Switzerland proposes travellers pay for Covid boosters

While Covid shots were previously free for everyone in Switzerland, with the Swiss government picking up the tab, the country has been reluctant to issue a recommendation for a second booster.

As The Local reported on Monday, this means that many people’s most recent shot will soon be more than nine months ago, which is the date at which many Covid passes expire. 

READ MORE: What will Switzerland do about the ‘millions’ of expiring Covid certificates?

Although evidence of vaccination is not required domestically in Switzerland any more, it may pose issues in travel. 

Since many countries still require a vaccination certificate for entry, and as the second round of boosters is not yet available in Switzerland, this means that a large number of people may not be able to travel abroad.

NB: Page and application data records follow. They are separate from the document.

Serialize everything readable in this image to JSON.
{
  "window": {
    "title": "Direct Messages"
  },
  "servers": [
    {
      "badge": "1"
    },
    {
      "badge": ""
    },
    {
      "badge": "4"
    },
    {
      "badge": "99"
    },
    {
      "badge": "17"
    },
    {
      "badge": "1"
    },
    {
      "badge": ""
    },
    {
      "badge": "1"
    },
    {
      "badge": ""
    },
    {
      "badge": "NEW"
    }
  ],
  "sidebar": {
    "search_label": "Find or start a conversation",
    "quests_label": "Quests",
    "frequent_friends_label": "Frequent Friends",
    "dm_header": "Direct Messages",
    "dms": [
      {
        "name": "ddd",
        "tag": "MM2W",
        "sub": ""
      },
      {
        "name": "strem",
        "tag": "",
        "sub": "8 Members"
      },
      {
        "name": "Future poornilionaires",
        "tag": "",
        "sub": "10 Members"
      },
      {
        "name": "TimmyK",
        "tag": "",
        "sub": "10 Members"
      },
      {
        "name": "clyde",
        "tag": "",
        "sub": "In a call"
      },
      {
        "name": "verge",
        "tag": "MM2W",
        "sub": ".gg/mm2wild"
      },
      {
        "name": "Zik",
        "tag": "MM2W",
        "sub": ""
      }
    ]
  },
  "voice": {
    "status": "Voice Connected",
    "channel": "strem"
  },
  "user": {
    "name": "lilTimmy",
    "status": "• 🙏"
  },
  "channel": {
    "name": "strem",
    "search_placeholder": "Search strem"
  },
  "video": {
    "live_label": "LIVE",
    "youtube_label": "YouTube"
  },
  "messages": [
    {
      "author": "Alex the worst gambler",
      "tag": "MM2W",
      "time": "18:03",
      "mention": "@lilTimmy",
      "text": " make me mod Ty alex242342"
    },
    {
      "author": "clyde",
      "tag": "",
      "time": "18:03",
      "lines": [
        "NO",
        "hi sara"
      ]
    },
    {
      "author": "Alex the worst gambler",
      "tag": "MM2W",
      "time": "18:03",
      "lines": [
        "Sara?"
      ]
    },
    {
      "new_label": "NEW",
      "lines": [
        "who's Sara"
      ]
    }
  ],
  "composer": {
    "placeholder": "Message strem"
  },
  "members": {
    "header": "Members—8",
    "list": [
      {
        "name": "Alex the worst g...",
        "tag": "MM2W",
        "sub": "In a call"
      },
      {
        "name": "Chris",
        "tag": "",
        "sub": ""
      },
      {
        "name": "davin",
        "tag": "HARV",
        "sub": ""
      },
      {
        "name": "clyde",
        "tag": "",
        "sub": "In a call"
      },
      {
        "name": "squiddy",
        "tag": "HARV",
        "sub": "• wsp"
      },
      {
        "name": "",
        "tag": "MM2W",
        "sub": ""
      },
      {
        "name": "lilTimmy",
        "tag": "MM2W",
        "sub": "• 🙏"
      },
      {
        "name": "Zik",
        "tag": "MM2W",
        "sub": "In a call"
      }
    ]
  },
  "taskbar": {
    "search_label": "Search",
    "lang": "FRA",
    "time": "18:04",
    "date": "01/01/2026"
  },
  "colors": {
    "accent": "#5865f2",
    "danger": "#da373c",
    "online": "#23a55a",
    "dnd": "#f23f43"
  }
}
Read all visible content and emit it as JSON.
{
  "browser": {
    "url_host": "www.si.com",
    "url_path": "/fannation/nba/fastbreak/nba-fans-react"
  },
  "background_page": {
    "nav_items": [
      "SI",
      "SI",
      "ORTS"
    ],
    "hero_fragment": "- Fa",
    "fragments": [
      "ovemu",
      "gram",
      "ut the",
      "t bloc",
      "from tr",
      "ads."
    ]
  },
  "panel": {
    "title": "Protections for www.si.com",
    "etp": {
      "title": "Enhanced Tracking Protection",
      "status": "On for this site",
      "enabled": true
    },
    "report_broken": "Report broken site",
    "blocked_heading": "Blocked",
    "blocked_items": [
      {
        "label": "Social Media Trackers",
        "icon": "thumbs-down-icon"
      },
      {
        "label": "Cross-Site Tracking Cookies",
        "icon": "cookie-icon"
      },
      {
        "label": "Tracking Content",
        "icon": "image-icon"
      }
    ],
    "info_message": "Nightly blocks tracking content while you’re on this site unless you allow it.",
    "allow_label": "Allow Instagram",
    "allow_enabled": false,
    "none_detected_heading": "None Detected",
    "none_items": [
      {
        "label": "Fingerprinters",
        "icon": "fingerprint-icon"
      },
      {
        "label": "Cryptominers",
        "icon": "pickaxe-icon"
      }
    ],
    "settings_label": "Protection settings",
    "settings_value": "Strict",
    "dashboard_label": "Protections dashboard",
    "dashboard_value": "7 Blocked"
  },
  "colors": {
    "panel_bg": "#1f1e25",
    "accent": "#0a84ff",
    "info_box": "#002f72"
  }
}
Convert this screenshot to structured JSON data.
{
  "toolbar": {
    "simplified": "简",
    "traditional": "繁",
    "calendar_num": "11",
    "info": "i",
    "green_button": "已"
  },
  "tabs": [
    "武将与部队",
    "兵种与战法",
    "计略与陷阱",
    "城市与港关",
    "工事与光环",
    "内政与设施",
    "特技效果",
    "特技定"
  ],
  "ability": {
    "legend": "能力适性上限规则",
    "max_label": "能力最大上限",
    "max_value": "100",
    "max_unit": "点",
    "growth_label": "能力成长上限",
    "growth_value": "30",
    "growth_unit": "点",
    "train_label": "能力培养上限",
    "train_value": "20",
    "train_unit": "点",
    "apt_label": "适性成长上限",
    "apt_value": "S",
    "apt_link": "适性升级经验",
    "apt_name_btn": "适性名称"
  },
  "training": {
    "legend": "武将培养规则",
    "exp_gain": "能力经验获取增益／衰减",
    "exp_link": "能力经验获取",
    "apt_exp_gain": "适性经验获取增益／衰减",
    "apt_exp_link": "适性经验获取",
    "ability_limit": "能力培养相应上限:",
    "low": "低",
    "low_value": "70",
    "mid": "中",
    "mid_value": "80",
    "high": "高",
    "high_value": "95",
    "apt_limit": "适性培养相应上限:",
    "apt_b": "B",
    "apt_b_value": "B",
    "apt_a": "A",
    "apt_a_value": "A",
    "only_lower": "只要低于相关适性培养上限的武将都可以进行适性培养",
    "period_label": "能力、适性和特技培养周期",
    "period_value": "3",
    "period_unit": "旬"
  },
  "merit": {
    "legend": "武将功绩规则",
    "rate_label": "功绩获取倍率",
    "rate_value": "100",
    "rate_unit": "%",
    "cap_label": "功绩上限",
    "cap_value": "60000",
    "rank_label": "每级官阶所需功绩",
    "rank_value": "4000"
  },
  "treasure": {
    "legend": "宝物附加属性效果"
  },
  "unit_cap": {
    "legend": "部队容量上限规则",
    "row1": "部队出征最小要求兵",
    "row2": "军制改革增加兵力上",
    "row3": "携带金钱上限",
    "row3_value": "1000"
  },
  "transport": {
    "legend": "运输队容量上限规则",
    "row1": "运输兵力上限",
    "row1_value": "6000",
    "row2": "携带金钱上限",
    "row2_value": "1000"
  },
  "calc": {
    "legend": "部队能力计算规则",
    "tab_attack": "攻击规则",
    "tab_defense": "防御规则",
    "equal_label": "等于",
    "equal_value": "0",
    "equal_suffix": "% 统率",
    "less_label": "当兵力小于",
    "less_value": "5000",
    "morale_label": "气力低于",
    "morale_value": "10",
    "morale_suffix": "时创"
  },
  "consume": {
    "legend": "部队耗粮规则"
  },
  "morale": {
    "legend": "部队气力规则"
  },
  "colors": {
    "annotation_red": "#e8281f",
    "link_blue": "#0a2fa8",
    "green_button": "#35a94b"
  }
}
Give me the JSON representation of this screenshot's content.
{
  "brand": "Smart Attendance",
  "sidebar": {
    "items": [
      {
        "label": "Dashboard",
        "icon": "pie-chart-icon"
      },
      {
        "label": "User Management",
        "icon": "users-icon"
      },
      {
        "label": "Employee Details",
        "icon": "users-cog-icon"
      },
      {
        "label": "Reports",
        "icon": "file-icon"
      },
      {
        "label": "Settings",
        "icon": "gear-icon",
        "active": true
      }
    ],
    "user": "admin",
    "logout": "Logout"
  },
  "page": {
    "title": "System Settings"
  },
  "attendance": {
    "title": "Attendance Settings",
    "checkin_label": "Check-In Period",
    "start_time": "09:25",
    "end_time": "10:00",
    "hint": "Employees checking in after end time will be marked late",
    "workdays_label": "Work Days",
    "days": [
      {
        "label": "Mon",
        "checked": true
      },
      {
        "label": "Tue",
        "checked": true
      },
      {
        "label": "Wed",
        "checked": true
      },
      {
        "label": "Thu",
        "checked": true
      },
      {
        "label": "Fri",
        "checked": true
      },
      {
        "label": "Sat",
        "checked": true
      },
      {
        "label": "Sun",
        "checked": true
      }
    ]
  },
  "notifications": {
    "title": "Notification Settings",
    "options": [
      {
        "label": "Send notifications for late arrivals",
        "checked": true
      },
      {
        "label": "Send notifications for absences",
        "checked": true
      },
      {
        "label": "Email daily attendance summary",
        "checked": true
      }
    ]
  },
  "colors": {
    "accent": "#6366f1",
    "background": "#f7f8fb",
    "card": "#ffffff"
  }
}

Swiss health authorities: Travellers should pay for Covid boosters themselves

According to newest recommendations of the Federal Office of Public Health (FOPH), people travelling abroad who need second booster doses must pay for the shots themselves.

As the fourth vaccine dose is currently recommended only for people with a severely weakened immune system, everyone outside of this group will be charged as yet undefined fee.

The proposal was sent to the cantons for consultation until June 1st.

If agreed on, the Federal Council will adjust the Epidemics Ordinance accordingly on June 10th.